Risks posed by flooding are increasing as extreme precipitation events become more intense and more frequent. SNHPC conducted a region-wide assessment of culverts and small bridges within the region to evaluate the risks associated with extreme precipitation events. Extreme precipitation causes inland flooding which is the most destructive type of historic weather pattern in the region. Such rainfall events continue to threaten the functioning of region’s transportation network. To avoid and minimize disruptions to road networks and reduce the need for costly repairs under emergency conditions, vulnerabilities to the network need to be identified and a plan for adaptation and/or mitigation put in place. A working group was formed to address this need and developed a system for prioritizing culverts and small bridges based on sensitivity to and magnitude of risks posed to these assets.
This assessment and prioritization effort provide local communities and regional agencies with an additional decision-making tool to help them select adaptation and mitigation strategies for highest-risk locations. The assessment also creates a framework to share information and consider impacts to the road network. Communities within the SNHPC region can explore their Culverts and Small Bridges via an online GIS map which inventories data for many of these stream crossings.
The vulnerability assessment activities encouraged increased coordination and communication among relevant agencies.

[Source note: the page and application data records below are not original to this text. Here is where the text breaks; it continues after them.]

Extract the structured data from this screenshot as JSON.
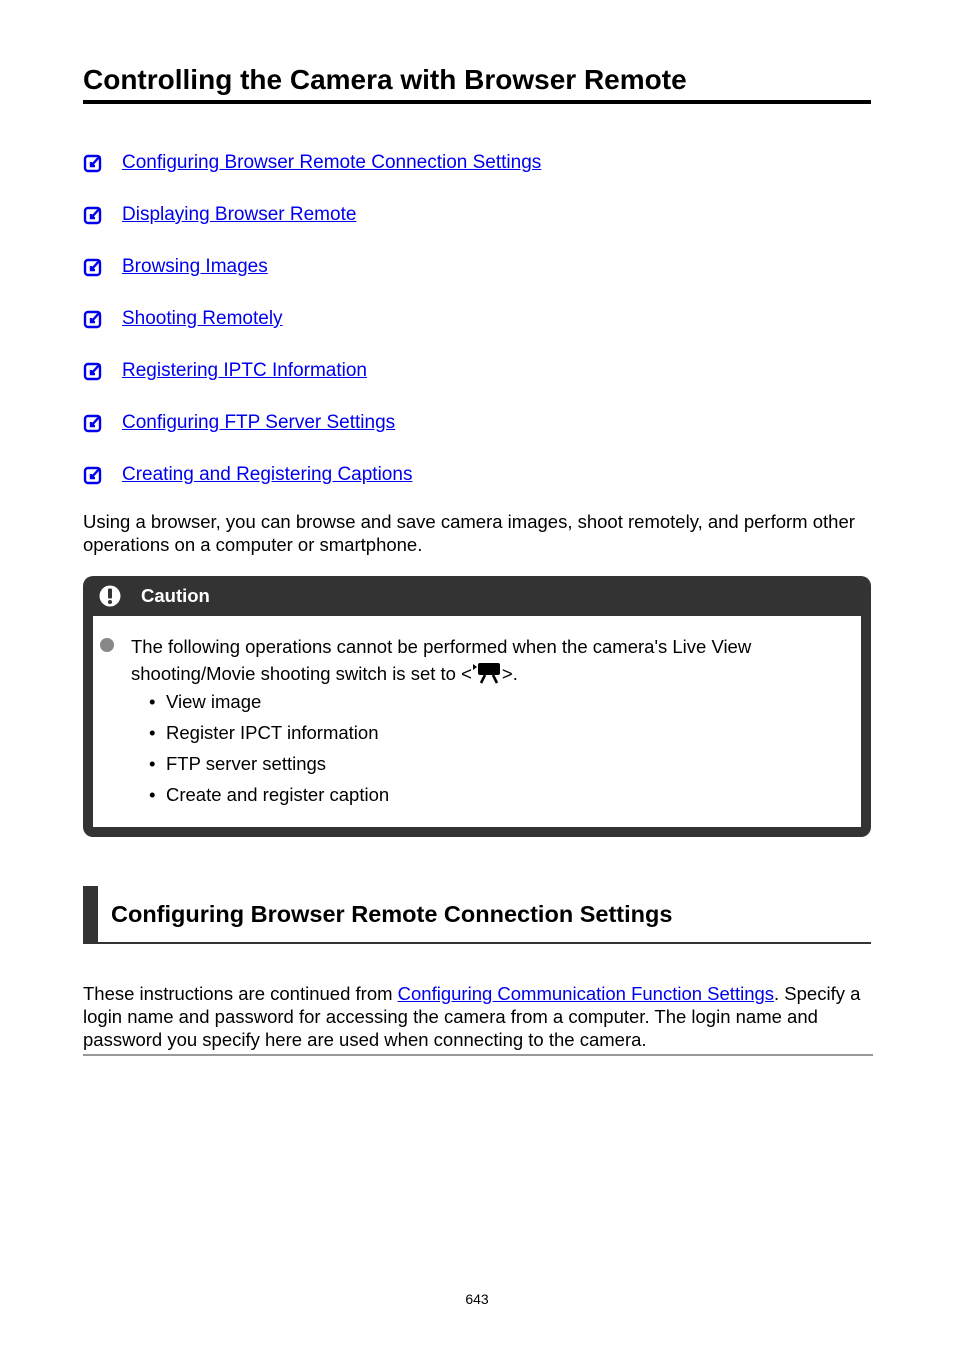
{
  "page_title": "Controlling the Camera with Browser Remote",
  "toc": [
    {
      "label": "Configuring Browser Remote Connection Settings",
      "icon": "checkbox-arrow-icon"
    },
    {
      "label": "Displaying Browser Remote",
      "icon": "checkbox-arrow-icon"
    },
    {
      "label": "Browsing Images",
      "icon": "checkbox-arrow-icon"
    },
    {
      "label": "Shooting Remotely",
      "icon": "checkbox-arrow-icon"
    },
    {
      "label": "Registering IPTC Information",
      "icon": "checkbox-arrow-icon"
    },
    {
      "label": "Configuring FTP Server Settings",
      "icon": "checkbox-arrow-icon"
    },
    {
      "label": "Creating and Registering Captions",
      "icon": "checkbox-arrow-icon"
    }
  ],
  "intro": "Using a browser, you can browse and save camera images, shoot remotely, and perform other operations on a computer or smartphone.",
  "caution": {
    "title": "Caution",
    "icon": "warning-icon",
    "text_before": "The following operations cannot be performed when the camera's Live View shooting/Movie shooting switch is set to <",
    "switch_icon": "movie-camera-icon",
    "text_after": ">.",
    "items": [
      "View image",
      "Register IPCT information",
      "FTP server settings",
      "Create and register caption"
    ]
  },
  "section": {
    "title": "Configuring Browser Remote Connection Settings",
    "text_before": "These instructions are continued from ",
    "link": "Configuring Communication Function Settings",
    "text_after": ". Specify a login name and password for accessing the camera from a computer. The login name and password you specify here are used when connecting to the camera."
  },
  "page_number": "643",
  "colors": {
    "link": "#0000ee",
    "caution_bg": "#333333",
    "bullet": "#888888"
  }
}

As a result, the report provides a means to increase coordination around emergency events and considers impacts of extreme precipitation on other system types which rely on the functionality of the road network.
The assessment results support the following recommendations for action to mitigate and adapt to known vulnerabilities within the SNHPC region:
• Improve the accessibility of stream crossing inventory data to municipal staff.
• Emphasize the need for coordination between NH DOT and Municipal Public Works.
• Refine the criteria for prioritizing risk to culverts and small bridges on an annual basis.
• Plan for mitigation in advance of the most severe projected changes in weather patterns.
You can read the full Vulnerability Assessment Report here: (coming soon)
Vulnerability Assessment History in the Region
2016 SNHPC/Milone & MacBroom Prioritization Report
In 2016, SNHPC sought to extend the availability of data on stream crossings for the Piscataquog River Watershed by developing a Prioritization Model. SNHPC hired Milone & MacBroom, Inc. to build upon the model developed by Trout Unlimited in 2014 and provide a methodology for prioritizing stream crossings based on four criteria: geomorphic compatibility [GC] to measure how the crossing structure inhibits the flow of the stream, structural condition [STR] to determine is repair or replacement of the crossing structure is needed, aquatic organism passage [AOP] to identify if fish and other wildlife can navigate through the crossing structure, and criticality [C] to assign a value of the crossing to the functionality of the road network. The cumulative output of the four criteria was a measure of overall risk. This risk information was packaged for consumption by municipalities to allow them to plan for a more resilient local road network and enhance capital improvement planning and budgeting. Much of the information developed in this prioritization model was use at the inception of the SADES stream crossing program to evaluate and prioritize replacement of high-risk stream crossings state-wide.
2013 SNHPC/Trout Unlimited Assessment
In 2013, SNHPC initiated the “Piscataquog River Watershed Stream Crossing Vulnerability Assessment Project”. This assessment featured the work of Colin Lawson from Trout Unlimited and Tom Ballestero from the University of New Hampshire; this team developed a GIS model to measure hydraulic capacity of stream crossings in the watershed area to determine the maximum flow of water for a given stream crossing during a storm event.
The results of the modeling included a hydraulic capacity rating for 400 stream crossings in the Piscataquog River Watershed into one of three categories corresponding to the ability of the crossing to pass peak flow through a stream crossing. This model was run for the watershed under precipitation frequencies ranging from 2-year up to 100-year storm events in order to better understand the hydraulic vulnerability by categorizing vulnerability of crossings under each storm-year scenario.